◆ YOUR ASSIGNMENT ◆
All entries given below are to be returned word for word.

Web page and app entries:
========

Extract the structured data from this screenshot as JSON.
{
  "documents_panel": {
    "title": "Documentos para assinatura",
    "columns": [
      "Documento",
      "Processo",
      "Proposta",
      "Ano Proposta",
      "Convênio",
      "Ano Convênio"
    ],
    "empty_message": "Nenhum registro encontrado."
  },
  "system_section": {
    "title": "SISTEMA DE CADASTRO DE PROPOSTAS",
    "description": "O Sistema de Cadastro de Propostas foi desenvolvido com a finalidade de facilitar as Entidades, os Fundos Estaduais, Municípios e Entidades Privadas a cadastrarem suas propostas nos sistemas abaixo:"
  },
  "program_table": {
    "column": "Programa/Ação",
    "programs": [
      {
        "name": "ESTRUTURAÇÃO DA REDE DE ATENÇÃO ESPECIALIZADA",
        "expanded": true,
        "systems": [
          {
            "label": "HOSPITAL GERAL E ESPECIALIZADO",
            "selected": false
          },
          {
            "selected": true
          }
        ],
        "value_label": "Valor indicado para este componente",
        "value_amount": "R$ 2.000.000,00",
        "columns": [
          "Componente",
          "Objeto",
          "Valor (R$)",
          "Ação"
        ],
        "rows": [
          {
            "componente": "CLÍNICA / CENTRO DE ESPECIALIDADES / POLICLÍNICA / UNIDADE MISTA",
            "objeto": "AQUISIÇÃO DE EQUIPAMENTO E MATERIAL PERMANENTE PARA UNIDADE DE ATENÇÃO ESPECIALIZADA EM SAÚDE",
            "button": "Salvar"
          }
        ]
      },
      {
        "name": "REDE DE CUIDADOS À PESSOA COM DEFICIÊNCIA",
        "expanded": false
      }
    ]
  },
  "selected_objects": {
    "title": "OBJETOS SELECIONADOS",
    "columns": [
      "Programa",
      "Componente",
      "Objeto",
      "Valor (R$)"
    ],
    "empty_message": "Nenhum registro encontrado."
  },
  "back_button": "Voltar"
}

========

◆ RESPONSE FOR THIS EXERCISE ◆
Extract the structured data from this screenshot as JSON.
{
  "documents_panel": {
    "title": "Documentos para assinatura",
    "columns": [
      "Documento",
      "Processo",
      "Proposta",
      "Ano Proposta",
      "Convênio",
      "Ano Convênio"
    ],
    "empty_message": "Nenhum registro encontrado."
  },
  "system_section": {
    "title": "SISTEMA DE CADASTRO DE PROPOSTAS",
    "description": "O Sistema de Cadastro de Propostas foi desenvolvido com a finalidade de facilitar as Entidades, os Fundos Estaduais, Municípios e Entidades Privadas a cadastrarem suas propostas nos sistemas abaixo:"
  },
  "program_table": {
    "column": "Programa/Ação",
    "programs": [
      {
        "name": "ESTRUTURAÇÃO DA REDE DE ATENÇÃO ESPECIALIZADA",
        "expanded": true,
        "systems": [
          {
            "label": "HOSPITAL GERAL E ESPECIALIZADO",
            "selected": false
          },
          {
            "selected": true
          }
        ],
        "value_label": "Valor indicado para este componente",
        "value_amount": "R$ 2.000.000,00",
        "columns": [
          "Componente",
          "Objeto",
          "Valor (R$)",
          "Ação"
        ],
        "rows": [
          {
            "componente": "CLÍNICA / CENTRO DE ESPECIALIDADES / POLICLÍNICA / UNIDADE MISTA",
            "objeto": "AQUISIÇÃO DE EQUIPAMENTO E MATERIAL PERMANENTE PARA UNIDADE DE ATENÇÃO ESPECIALIZADA EM SAÚDE",
            "button": "Salvar"
          }
        ]
      },
      {
        "name": "REDE DE CUIDADOS À PESSOA COM DEFICIÊNCIA",
        "expanded": false
      }
    ]
  },
  "selected_objects": {
    "title": "OBJETOS SELECIONADOS",
    "columns": [
      "Programa",
      "Componente",
      "Objeto",
      "Valor (R$)"
    ],
    "empty_message": "Nenhum registro encontrado."
  },
  "back_button": "Voltar"
}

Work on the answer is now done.